Fears for the future expansion of Ulster University’s Magee campus have been expressed after another key course was moved to Belfast.
The loss of the Masters in Peace and Conflict Studies follows the transfer of several others including Irish History and Politics, Peace and Conflict Studies and Irish Language and Literature to other UU sites.
People Before Profit’s Eamonn McCann has called on Vice Chancellor Paddy Nixon to reverse the decision which Mr McCann says flies in the face of assurances Mr Nixon gave him that no more courses would be withdrawn.
Mr McCann wrote to Mr Nixon, stating: “You assured me of your commitment to the Magee campus and indicated that you saw the range of courses on the campus expanding, rather than contracting.
“Yet I discovered that the Masters in Peace and Conflict Studies, the final remaining degree available on Magee campus in a subject that has been an important part of Magee’s — and Derry City’s — offerings for at least 30 years is moving to Jordanstown.
“This move makes absolutely no sense. I understand that the course has recruited well here at Magee and usually includes several students from the United States.”
Mr McCann claimed it was entirely appropriate for the course to be based at Magee and said why he believed it should continue at this campus.
He wrote: “Derry City is where the civil rights movement began, where Bloody Sunday led to all-out war — and where the peace process began.
“It is the obvious place in Northern Ireland to study Peace and Conflict Studies.

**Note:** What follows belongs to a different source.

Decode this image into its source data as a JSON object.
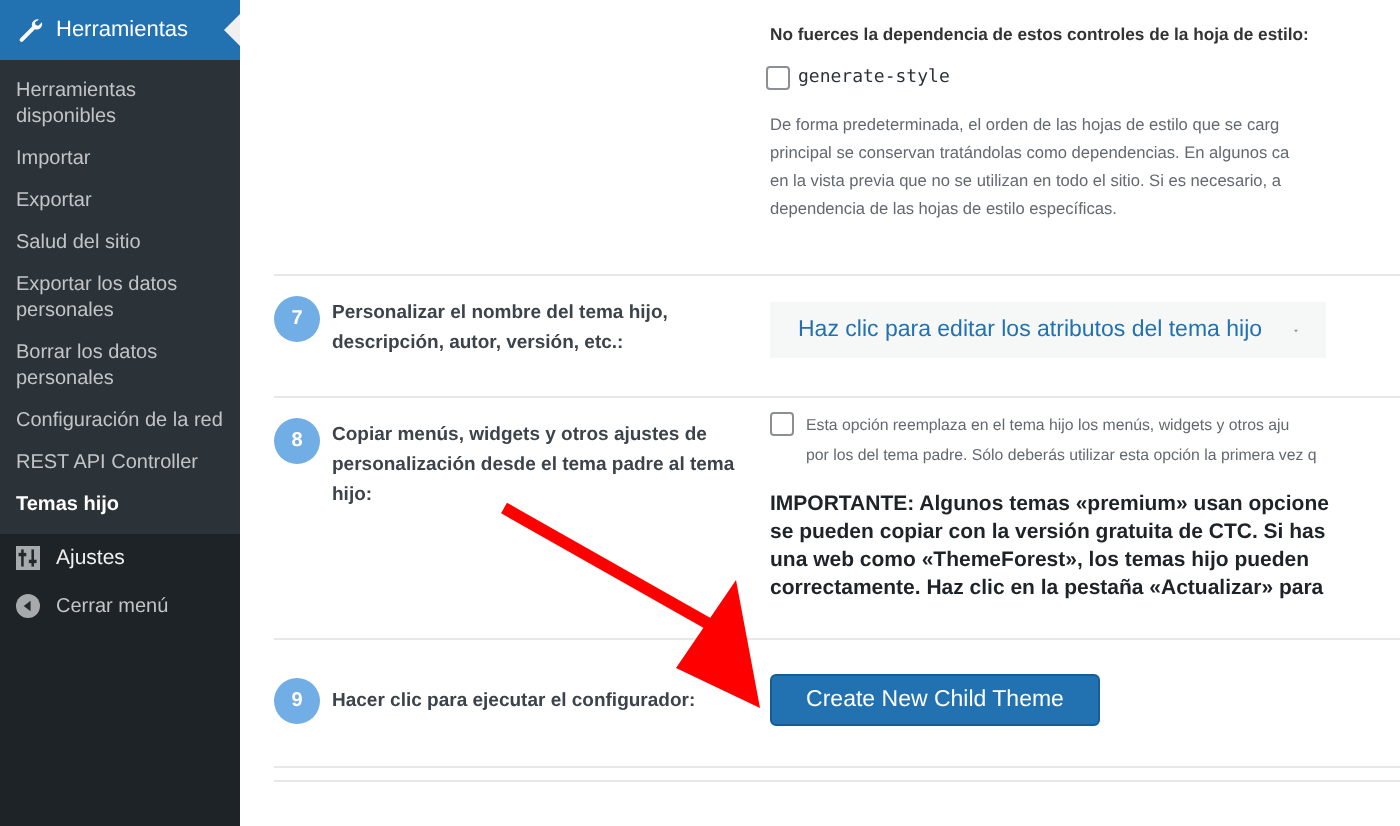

I trust that this move has happened without your consent and that it is not too late to stop it”.
Mr McCann said he has yet to receive a reply to his correspondence from Mr Nixon.
A university spokeswoman confirmed the loss of the course at Magee but insisted the university remained committed to the INCORE at the campus.
She said: “A revised version of the MSc in Peace and Conflict course will move from Magee campus to Belfast campus in 2019. This new course will incorporate wider elements of policy, law and community studies alongside peace and conflict, providing a more inter-disciplinary research focused curriculum which will ultimately benefit students undertaking the course.
“We remain firmly committed to INCORE at Ulster University’s Magee campus and through the development of new study options and the creation of new opportunities to study peace and conflict at Magee, including strengthened delivery of the Clinton International Summer School. The Hume-O’Neill Chair in Peace will also remain at the Magee campus and this combined with INCORE’s research credentials will continue to attract global dignitaries and international delegations.”